Wednesday, April 1, 2015
12:45 pm to 1:45 pm; Room 4078
A DROP in Global Precipitation Measurement Mission Ground Validation
Walter A. Petersen, Ph.D.
NASA GPM Deputy Project Scientist, Ground Validation
Chief, NASA GSFC/Wallops Flight Facility, Earth Sciences Office of Field Support
The Global Precipitation Measurement (GPM) mission is an international satellite mission consisting of 11 research and operational satellites designed to unify and advance precipitation measurements made from space. Toward achieving GPM science objectives as they pertain to advancing precipitation science the GPM mission also maintains a Ground Validation (GV) program. The GV program supports validation of GPM science products using three core approaches: 1) Direct statistical comparisons between space and ground-based precipitation products; 2) Measurement and study of cloud and precipitation physical properties as related to the testing and improvement of precipitation retrieval algorithms; and 3) integrated assessment of GPM product utility in, and impacts of estimation uncertainty on, applications such as hydrology, climate and weather prediction. The GPM GV program forms a backbone that interconnects measurement uncertainty, precipitation physics, and application.
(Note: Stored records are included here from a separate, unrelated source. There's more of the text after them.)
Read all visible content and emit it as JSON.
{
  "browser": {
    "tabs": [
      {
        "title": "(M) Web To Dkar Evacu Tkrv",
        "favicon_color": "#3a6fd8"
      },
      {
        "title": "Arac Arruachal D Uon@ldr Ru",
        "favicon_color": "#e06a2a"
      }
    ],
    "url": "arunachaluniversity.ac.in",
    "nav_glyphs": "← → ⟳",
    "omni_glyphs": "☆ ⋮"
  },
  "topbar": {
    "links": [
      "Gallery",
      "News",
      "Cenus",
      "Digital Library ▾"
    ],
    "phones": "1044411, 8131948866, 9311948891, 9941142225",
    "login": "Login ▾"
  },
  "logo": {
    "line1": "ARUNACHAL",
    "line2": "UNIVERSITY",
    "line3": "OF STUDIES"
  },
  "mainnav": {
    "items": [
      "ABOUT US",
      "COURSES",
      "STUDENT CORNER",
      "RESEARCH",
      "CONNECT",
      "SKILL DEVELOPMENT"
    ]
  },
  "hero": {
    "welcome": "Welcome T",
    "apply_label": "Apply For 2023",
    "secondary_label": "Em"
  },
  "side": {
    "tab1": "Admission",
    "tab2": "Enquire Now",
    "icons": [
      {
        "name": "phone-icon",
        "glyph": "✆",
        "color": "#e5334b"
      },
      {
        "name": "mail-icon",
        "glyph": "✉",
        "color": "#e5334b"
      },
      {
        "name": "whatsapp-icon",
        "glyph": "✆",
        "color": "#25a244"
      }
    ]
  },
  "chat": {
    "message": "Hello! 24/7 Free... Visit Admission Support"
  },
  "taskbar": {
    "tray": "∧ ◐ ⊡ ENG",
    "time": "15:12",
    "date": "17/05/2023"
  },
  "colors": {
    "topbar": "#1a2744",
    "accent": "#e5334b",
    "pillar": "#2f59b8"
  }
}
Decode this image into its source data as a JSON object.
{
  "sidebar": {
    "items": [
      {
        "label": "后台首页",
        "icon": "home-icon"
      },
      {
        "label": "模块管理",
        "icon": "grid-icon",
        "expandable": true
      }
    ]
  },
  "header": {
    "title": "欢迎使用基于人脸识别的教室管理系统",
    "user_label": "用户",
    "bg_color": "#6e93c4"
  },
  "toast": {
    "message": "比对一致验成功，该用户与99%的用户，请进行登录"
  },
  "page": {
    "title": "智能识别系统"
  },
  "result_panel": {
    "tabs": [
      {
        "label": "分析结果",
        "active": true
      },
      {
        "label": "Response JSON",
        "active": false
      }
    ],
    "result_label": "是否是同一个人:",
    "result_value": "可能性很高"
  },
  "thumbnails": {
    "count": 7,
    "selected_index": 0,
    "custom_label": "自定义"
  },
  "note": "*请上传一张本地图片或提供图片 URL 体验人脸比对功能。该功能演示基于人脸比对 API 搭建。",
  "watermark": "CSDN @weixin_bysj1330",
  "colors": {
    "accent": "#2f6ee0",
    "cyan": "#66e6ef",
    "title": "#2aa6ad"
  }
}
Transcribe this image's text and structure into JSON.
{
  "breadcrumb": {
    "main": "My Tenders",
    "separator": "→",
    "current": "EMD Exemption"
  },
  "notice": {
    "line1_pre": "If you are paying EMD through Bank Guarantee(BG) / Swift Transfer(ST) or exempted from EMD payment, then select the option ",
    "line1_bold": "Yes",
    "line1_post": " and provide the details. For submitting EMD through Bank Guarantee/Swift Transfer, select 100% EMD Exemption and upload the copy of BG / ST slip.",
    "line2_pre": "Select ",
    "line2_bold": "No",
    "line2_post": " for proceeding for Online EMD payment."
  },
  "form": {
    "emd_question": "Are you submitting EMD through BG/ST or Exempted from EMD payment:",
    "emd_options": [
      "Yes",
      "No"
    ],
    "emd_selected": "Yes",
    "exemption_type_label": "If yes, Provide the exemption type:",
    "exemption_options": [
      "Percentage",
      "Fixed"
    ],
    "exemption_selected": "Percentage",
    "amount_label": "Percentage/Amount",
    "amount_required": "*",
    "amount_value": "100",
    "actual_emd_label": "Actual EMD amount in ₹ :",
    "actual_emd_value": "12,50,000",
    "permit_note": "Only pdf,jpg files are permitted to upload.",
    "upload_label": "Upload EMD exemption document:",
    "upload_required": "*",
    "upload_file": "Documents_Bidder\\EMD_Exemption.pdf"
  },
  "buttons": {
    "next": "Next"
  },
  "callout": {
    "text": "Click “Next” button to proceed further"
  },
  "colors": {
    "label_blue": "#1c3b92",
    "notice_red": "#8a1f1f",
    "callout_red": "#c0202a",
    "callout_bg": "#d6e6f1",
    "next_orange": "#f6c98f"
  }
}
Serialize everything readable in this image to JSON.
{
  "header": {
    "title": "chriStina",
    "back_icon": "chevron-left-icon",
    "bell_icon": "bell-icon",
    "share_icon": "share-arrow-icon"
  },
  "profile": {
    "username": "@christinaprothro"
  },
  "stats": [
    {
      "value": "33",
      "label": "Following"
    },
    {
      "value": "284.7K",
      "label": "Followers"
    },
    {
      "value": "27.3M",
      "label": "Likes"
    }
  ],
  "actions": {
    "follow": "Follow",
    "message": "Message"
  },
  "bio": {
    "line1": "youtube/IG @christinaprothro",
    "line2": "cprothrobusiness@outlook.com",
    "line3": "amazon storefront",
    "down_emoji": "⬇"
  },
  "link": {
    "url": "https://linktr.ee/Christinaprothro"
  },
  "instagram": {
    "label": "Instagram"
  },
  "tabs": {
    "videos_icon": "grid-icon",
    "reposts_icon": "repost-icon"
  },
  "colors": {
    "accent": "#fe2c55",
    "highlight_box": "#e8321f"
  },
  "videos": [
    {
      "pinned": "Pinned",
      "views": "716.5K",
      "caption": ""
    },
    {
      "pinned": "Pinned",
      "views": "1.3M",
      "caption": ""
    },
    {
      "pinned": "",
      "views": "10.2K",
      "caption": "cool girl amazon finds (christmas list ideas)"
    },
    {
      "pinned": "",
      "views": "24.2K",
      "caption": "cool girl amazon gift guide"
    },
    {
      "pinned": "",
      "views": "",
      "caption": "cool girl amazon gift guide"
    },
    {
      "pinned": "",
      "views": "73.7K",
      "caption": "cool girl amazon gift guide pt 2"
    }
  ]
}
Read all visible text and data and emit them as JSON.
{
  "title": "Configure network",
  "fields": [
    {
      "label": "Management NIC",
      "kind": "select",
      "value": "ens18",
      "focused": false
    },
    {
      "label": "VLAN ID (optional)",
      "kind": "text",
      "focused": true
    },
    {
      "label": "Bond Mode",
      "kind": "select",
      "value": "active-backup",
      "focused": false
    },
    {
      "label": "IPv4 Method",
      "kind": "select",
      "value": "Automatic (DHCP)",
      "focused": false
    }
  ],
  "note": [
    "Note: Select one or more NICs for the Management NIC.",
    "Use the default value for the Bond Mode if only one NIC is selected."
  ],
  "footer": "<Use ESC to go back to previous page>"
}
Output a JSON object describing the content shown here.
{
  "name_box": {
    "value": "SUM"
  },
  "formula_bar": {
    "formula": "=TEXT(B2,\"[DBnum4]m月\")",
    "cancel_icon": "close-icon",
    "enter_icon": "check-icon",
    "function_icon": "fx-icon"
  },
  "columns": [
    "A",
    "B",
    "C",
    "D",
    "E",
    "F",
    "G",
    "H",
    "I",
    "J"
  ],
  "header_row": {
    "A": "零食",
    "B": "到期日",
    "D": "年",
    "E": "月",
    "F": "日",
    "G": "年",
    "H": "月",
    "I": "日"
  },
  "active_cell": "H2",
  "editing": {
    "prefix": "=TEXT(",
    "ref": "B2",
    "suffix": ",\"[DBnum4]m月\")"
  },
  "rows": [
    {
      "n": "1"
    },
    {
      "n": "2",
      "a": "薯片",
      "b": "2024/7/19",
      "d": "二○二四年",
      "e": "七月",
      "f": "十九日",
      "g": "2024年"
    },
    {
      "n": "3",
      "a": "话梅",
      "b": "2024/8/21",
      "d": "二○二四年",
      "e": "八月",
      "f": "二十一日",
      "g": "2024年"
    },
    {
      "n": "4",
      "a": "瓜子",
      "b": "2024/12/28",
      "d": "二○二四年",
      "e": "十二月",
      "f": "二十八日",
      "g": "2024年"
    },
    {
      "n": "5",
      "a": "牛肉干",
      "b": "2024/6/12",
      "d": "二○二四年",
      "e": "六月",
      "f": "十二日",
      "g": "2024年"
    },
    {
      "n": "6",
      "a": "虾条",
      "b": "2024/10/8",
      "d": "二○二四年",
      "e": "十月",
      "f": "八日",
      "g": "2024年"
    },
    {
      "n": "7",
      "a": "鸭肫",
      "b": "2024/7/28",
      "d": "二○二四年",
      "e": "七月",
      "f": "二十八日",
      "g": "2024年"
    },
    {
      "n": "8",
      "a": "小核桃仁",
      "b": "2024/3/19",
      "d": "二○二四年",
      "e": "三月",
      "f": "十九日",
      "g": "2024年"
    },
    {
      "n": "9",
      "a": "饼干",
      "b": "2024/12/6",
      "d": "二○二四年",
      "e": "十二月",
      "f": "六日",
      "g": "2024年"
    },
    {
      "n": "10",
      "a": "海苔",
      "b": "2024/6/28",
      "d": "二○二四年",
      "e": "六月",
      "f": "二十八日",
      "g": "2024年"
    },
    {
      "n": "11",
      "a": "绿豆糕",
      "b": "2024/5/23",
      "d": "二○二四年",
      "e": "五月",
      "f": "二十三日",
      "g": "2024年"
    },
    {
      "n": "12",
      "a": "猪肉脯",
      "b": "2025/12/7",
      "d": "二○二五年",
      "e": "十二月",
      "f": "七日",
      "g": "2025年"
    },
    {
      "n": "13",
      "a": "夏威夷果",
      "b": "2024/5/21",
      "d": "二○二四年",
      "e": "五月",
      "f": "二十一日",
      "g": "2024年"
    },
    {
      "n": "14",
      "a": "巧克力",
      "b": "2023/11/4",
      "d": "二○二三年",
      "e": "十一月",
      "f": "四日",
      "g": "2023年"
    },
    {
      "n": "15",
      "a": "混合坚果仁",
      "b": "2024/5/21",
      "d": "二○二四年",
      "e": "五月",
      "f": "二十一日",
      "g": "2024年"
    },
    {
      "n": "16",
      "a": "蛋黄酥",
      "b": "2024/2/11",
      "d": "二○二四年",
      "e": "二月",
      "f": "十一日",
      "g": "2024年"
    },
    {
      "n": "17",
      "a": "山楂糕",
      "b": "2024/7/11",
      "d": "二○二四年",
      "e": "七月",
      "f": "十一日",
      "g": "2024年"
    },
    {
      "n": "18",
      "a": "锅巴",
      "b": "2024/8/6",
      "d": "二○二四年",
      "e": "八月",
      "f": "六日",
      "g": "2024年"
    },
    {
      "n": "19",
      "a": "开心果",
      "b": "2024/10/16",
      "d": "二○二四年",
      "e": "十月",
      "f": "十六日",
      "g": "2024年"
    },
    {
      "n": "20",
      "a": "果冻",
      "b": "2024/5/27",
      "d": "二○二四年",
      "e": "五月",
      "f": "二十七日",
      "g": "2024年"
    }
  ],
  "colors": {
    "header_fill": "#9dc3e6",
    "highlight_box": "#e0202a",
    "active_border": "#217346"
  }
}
In this presentation I will discuss evolution of the GPM GV program in the context of my own research path, to include the legacy and current impact(s) of the Disdrometer and Radar Observations of Precipitation (DROP) effort originally developed at NSSTC. Importantly, the DROP “team” continues as a coherent GV research group (and concept), but with expanded collaborations that leverage both field and operational measurements of precipitation to better understand precipitation properties impacting the quality of GPM satellite precipitation retrieval algorithms and data products. Overarching themes of DROP research include consideration of the complexities of the precipitation physical process (liquid, frozen, space-time variability), how it should be measured, and the use of combined ground and multi-parameter radar-based instrument networks to bridge space-time scales between point (e.g., a rain gauge or disdrometer) and area measurements (e.g., a satellite footprint) of precipitation. Examples of specific research topics include observed constraints on hydrometeor size distributions, precipitation spatial correlations and measurement uncertainty, assessment of orbit level and merged-satellite precipitation products, and variability of precipitation structure in the column as related to GPM dual-frequency precipitation radar algorithms. Finally, DROP research has played, and does play a key role in the development of previous and current field campaign ground-instrument sampling philosophy; this is manifest in the design/development of the current NASA Wallops Flight Facility GPM Precipitation Research Facility which will also be discussed.